I just read an interesting post about US versus UK English by Jill Sommer (@bonnjill on her blog Musings from an overworked translator. Jill explains why she declines requests to translate into UK English and how simply changing the spelling of certain words doesn't turn a text into UK English. The comments section for that post features a spirited discussion about how different the two "Englishes" really are.
Like Jill I am sometimes asked to translate into UK English and i generally decline. However, in technical writing at least, a somewhat hybrid form of English seems to be emerging. When I explain to clients that living in the U.S. I don't feel comfortable enough with British English to translate into that variety of English, I am sometimes told that proper UK English is not what they're looking for anyway. Rather, they want a non-country-specific "global English" with British spelling.
Well, I can (and have done) that. Such a hybrid form wouldn't work for legal texts, where not only the text, but the legal system itself needs to be translated. But in my specialty, IT, most terms were coined in the US to begin with. And frequently the translation I provide is not really - or not exclusively - intended for the UK market anyway. Rather, specifications, data sheets and similar materials are translated into English as a lingua franca. UK spelling is requested because that is the spelling most Europeans learn in school. As long as my clients are clear about the fact that my terminology and style will be based on US, not UK, English, I'm happy to run the finished translation through whichever spell checker they prefer.
Other clients (agencies) have said that providing a US English translation for what will eventually be delivered to a UK end client is okay because they will have a UK proofreader/editor change it to conform to British English. Conversely, I have been asked to "Americanize" a translation done by a UK translator so that it can be delivered to a US end client. If the agency knows that the editor will need to change quite a bit to adjust for the other variety of English, they won't fault the original translator for "poor quality", and everyone is happy.

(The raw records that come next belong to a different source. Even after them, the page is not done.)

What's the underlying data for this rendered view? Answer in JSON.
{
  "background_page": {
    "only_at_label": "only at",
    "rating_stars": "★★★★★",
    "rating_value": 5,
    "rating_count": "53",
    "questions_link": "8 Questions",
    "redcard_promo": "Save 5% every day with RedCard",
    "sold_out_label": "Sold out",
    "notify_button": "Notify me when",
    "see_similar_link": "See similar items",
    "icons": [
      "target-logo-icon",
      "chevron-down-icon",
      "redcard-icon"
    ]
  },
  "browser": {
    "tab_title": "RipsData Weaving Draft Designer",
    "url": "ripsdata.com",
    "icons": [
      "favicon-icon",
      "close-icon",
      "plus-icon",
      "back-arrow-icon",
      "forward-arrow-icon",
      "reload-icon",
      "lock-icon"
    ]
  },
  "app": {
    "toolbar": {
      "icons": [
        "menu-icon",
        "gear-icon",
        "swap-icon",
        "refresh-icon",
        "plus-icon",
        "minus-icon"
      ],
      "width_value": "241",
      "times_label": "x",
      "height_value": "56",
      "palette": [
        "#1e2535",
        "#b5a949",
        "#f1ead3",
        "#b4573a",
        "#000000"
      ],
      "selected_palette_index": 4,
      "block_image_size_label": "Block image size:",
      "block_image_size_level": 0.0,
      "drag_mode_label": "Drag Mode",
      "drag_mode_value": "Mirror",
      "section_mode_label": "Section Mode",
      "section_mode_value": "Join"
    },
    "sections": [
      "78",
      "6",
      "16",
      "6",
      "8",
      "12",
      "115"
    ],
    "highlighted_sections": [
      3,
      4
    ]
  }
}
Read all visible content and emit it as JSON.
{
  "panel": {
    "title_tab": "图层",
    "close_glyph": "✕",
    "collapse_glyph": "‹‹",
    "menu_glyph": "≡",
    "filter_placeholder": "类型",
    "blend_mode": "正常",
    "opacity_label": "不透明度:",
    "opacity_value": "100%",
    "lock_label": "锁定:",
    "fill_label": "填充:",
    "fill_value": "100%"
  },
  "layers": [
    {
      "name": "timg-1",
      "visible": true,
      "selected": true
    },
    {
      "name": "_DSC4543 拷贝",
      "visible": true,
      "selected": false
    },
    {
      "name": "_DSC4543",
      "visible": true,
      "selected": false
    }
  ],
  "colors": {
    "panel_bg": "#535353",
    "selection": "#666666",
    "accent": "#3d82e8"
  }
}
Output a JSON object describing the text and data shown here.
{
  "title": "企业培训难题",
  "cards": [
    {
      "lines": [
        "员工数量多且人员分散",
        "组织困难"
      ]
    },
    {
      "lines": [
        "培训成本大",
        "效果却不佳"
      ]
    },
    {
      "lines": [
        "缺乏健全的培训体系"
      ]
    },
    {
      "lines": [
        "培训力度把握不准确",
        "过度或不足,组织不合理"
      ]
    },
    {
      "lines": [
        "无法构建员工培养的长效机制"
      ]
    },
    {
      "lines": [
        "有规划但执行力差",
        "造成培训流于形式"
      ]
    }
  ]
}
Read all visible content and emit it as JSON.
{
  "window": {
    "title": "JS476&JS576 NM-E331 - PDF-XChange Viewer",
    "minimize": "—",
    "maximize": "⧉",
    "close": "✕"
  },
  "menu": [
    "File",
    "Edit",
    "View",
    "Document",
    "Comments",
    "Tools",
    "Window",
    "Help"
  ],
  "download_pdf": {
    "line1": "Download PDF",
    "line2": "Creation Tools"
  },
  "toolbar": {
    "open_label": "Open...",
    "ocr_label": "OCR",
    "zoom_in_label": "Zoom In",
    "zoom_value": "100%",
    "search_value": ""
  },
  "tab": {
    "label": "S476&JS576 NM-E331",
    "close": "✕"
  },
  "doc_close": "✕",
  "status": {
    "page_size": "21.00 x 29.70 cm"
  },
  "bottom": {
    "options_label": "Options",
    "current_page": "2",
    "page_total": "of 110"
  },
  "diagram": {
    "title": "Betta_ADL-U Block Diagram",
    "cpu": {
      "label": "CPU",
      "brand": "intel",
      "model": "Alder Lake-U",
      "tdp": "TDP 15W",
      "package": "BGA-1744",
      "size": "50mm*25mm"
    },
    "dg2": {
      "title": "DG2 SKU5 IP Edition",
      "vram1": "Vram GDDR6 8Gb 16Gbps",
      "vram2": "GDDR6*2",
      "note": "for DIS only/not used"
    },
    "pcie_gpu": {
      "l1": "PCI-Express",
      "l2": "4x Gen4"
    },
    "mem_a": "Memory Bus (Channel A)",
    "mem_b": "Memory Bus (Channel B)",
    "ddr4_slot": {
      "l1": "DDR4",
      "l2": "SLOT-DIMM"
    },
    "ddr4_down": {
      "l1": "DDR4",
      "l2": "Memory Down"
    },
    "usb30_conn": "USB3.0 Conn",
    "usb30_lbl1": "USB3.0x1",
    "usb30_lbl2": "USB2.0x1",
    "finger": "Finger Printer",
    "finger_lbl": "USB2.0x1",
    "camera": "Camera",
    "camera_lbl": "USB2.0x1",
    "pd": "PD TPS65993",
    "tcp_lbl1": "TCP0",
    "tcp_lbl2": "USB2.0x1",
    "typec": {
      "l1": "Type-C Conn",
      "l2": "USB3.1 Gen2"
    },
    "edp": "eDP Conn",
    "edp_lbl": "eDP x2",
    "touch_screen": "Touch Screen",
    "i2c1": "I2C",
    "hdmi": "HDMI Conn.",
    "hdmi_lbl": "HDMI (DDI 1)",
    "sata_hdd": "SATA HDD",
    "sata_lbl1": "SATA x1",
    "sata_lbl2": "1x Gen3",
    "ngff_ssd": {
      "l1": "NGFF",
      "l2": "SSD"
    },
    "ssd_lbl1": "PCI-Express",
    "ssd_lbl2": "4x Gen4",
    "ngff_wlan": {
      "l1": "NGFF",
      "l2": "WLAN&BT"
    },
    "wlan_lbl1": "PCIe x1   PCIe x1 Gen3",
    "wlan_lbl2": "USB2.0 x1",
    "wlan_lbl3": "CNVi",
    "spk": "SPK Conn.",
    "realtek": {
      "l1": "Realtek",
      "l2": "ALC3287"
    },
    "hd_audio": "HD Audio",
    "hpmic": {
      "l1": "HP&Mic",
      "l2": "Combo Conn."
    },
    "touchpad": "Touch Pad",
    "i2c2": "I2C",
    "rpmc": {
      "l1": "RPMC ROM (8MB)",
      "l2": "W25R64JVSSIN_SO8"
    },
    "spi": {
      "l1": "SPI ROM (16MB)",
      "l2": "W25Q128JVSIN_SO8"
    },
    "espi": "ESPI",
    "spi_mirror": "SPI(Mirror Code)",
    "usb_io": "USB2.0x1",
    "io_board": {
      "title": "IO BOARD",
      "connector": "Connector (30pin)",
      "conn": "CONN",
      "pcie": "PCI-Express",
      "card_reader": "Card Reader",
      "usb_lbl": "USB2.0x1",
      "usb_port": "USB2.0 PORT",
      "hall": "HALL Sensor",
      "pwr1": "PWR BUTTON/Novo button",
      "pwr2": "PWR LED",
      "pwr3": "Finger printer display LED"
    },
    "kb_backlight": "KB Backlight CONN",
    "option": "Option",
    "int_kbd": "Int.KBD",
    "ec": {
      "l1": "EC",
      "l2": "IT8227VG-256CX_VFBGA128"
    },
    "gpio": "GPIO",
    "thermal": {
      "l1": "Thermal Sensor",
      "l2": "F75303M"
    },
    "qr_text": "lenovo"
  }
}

So while I don't accept work that specifically calls for UK English, some of these workarounds allow us to exploit time differences across the Atlantic, as well as provide the internationalized English many end clients are really looking for.